Few details were available in the Kingsessing shooting, other than that the victim was found near 54th Street and Willows Avenue. He had been shot in the chest.
In Kensington, police said gunfire erupted at Somerset and Emerald Streets about 5:10 p.m., leaving a man and woman dead and another woman in critical condition.
Police said Raheem Haines, 20, was declared dead at the scene. Two sisters were taken to Temple University Hospital, where one, Diana Patrick, 30, was pronounced dead. The surviving sister's name was not released because she was a witness. She was in critical condition.
Initial reports indicated that police were looking for two men who drove off in a vehicle. They were later arrested away from the scene, and were being interviewed late Thursday night at Police Headquarters. A homicide investigator said they would likely be charged overnight.
At the scene, a detective said the shootings apparently resulted from an argument, but it was unclear over what.
The slayings occurred in a neighborhood of tattered rowhouses that one resident described as "a melting pot - black, white, Hispanic, all kinds." Alleys are littered with tires. Vacant lots sprout waist-high weeds. The yards of supply houses and body shops are protected by chain-link fences topped with concertina wire.
Hours after the shooting, detectives were still working the neighborhood, and about a dozen markers near Haines' body indicated where the spent cartridges had fallen during the fusillade.
Dozens of neighbors gathered behind the yellow crime-scene tape that cordoned off the intersection.
"Didn't see nuthin'," one middle-aged man said gruffly in reply to a reporter's question. "You know how it goes down here."
When it came time to remove the body, the police surrounded it with vehicles, and two members of the crime scene unit held up a sheet to block the view of spectators.
"That's . . . ignorant," a woman complained.
"No, it's respect or something," said a man next to her. Another man saw the corpse as an object lesson, a warning.
"Get the . . . out of Philadelphia," he remarked to a bystander. "It will . . . grab y'all."
Less than 15 hours earlier in the Ludlow section of North Philadelphia, three young men were killed in a burst of gunfire in the 1600 block of North Sixth Street.
Police said they had no suspects and no witnesses in the triple slaying, which occurred about 2:30 a.m.

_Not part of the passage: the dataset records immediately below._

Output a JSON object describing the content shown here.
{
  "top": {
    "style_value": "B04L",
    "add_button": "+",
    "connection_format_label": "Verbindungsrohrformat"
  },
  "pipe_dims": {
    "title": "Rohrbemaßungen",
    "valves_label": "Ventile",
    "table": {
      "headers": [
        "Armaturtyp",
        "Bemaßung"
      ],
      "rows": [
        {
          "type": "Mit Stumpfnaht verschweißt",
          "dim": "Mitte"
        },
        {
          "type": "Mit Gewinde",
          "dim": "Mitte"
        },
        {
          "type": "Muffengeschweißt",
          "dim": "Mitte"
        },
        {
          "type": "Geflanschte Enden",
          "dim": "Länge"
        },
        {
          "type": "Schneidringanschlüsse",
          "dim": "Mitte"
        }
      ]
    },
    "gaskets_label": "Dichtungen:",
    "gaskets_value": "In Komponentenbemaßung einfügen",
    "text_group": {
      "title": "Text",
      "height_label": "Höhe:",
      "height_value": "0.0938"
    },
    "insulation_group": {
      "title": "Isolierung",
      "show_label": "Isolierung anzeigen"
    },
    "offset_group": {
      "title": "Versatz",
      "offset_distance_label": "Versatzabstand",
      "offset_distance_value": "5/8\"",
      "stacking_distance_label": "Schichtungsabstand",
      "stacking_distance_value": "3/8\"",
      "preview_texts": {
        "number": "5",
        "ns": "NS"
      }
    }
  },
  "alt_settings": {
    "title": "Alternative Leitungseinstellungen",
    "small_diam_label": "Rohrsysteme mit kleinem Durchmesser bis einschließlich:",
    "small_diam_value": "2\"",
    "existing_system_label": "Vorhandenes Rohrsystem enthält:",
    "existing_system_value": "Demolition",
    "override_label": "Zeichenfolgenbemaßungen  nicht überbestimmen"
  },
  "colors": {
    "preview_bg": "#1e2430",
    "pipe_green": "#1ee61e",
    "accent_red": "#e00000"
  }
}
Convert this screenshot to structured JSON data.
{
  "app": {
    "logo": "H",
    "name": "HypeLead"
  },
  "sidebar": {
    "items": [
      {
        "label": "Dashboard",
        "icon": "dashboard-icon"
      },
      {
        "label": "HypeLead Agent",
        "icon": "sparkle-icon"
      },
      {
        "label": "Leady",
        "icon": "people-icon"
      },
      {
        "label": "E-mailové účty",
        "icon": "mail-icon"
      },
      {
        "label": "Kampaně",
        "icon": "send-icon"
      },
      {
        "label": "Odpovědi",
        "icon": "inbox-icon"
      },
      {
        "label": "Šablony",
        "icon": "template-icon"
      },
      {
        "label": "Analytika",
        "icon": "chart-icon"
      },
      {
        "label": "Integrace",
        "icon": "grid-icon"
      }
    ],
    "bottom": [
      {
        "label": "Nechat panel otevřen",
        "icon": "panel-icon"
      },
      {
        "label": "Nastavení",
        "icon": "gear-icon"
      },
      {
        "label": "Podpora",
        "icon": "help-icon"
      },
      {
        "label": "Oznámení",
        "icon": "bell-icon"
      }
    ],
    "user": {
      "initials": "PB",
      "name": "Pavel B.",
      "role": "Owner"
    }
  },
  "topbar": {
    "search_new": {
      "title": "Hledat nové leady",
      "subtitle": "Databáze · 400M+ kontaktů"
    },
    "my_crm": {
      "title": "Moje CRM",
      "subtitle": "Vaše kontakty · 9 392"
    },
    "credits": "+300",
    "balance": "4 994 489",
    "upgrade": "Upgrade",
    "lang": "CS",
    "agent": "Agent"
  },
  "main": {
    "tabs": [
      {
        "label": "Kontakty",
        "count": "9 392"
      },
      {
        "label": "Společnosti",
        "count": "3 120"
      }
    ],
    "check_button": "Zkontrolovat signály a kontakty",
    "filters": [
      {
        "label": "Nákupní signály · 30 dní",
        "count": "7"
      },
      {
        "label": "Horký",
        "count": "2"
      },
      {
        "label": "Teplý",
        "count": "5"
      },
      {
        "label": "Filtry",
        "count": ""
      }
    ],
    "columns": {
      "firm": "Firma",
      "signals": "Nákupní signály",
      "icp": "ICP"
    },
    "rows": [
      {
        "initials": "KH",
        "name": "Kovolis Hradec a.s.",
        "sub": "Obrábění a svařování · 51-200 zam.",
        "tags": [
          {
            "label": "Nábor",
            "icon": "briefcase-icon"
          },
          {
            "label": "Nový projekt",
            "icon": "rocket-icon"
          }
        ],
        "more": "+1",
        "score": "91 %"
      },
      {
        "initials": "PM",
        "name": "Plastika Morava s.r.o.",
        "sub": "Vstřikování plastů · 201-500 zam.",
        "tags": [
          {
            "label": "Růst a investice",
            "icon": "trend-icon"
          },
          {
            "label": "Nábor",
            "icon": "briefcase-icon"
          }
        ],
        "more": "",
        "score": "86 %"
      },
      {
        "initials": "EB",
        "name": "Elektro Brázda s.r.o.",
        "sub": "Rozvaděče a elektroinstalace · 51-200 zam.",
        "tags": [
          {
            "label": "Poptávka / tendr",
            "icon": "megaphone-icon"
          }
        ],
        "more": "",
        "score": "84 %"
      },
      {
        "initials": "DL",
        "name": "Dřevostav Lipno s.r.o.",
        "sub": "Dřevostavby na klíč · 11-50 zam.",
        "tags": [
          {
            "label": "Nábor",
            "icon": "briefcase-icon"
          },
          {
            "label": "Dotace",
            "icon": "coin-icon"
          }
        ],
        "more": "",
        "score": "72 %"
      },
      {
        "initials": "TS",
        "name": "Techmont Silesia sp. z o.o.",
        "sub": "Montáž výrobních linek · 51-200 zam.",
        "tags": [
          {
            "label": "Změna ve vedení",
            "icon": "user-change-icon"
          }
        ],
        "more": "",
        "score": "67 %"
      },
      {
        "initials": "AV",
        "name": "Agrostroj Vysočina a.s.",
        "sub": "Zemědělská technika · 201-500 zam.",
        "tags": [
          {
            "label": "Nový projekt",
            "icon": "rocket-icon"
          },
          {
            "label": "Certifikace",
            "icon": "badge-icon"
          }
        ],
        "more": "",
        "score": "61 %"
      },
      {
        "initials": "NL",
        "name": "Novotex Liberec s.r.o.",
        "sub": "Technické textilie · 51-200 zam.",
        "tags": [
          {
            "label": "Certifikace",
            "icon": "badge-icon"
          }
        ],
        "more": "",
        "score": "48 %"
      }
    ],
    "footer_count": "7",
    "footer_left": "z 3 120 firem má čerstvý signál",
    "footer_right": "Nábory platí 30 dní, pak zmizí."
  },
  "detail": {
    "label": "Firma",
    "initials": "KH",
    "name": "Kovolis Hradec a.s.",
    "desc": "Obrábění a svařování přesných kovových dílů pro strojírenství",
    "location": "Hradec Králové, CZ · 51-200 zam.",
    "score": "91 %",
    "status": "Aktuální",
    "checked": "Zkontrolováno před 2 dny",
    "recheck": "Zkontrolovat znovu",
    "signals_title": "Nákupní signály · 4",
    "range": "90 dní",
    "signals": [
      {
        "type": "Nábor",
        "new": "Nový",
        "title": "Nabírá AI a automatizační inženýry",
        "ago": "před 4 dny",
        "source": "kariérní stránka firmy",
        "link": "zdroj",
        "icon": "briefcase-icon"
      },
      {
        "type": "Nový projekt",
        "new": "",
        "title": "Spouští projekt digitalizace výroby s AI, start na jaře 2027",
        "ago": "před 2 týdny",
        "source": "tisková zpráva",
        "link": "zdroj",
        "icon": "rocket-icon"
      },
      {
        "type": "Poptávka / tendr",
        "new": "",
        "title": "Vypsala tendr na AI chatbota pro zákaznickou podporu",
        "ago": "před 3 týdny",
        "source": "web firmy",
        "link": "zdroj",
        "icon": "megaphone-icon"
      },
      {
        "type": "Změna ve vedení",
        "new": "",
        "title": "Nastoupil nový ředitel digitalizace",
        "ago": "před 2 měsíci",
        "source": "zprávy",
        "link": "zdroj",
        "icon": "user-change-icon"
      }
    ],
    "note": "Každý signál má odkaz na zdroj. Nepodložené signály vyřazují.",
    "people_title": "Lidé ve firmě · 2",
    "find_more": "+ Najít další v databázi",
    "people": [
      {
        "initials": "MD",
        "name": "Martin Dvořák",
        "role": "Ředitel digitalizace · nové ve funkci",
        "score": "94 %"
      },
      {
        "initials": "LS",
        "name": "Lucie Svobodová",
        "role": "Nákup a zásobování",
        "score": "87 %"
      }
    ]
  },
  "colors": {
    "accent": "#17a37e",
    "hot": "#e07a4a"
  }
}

The three men were approached on foot by "either an individual or several individuals," said Homicide Sgt. William Gallagher. About a dozen spent casings were left on the pavement on the tree-lined block, along with the three bodies.
The victims apparently were not armed or did not return fire, police said.
One of the victims, Bruce Burman, 23, lived on the block. The other two were identified as a cousin of Burman's, Bobby Lundy, 25, of the 6400 block of North Broad Street, and Sean White, 19, of the 1400 block of North Marshall Street.
Police said the three victims had "been through the system" before - including narcotics arrests. Although two of the men had survived previous shootings, neighbors and relatives insisted that they were not thugs.
"They were not dummies, and they had families that loved and supported them," said Marcia Green, who described herself as Burman's godmother and Lundy's cousin. She was aroused from sleep by the gunfire and rushed out to the street to find her relatives dead. "None of them had been involved in crime," she said.
According to family members, Burman was a graduate of Kensington High School, Lundy had a GED, and White was planning to attend Opportunities Industrial Center in the fall.
Lynette White, the mother of the youngest victim, said her son was shot in his left side three months ago, and he still ha a bullet lodged in his chest.
Lundy's relatives said he had survived a shooting last summer.
Scott P. Charles, trauma outreach coordinator at Temple University Hospital, said it was not unusual to see a gunshot victim who had been shot before. Often, gunshot victims return to the street intent on settling scores.
"We're patching them up, and they're sending us back a couple more, if they don't come back dead themselves," Charles said.
Protest marches and expressions of moral outrage had proven ineffective at curbing the culture of violence, he added.
"We might just be past the tipping point; shootings have become so normative that it becomes part of the neighborhood culture," he said. "I don't know how you fix that with a protest march."
Though the city's homicide total is growing at a pace to surpass last year's total of 406 homicides, the city is still behind the city's worst year for homicides, 1990, when 500 were recorded.
While the total number of homicide is still far shy of the record, the city's murder rate is getting perilously close to the high point. Philadelphia had a murder rate of 27.8 per 100,000 inhabitants in 2006, compared with 31.5 in 1990. The rate was 18.9 per 100,000 in 2002 when 288 murders were recorded.
Thursday's slayings followed a busy night with two homicides on Wednesday.
At 11:16 p.m. Wednesday, police found a man shot in the chest, arm and groin in the 400 block of North Sickels Street. He was pronounced dead at the Hospital of the University of Pennsylvania and remained unidentified.
A few hours earlier, police said Theophilius Mason, 46, was gunned down near his home in the 200 block of North Paxon Street. Shot in the chest, back and arm, Mason was pronounced dead at 5:36 p.m. at the same hospital.
Contact staff writer Andrew Maykuth at 215-854-2947 or firstname.lastname@example.org.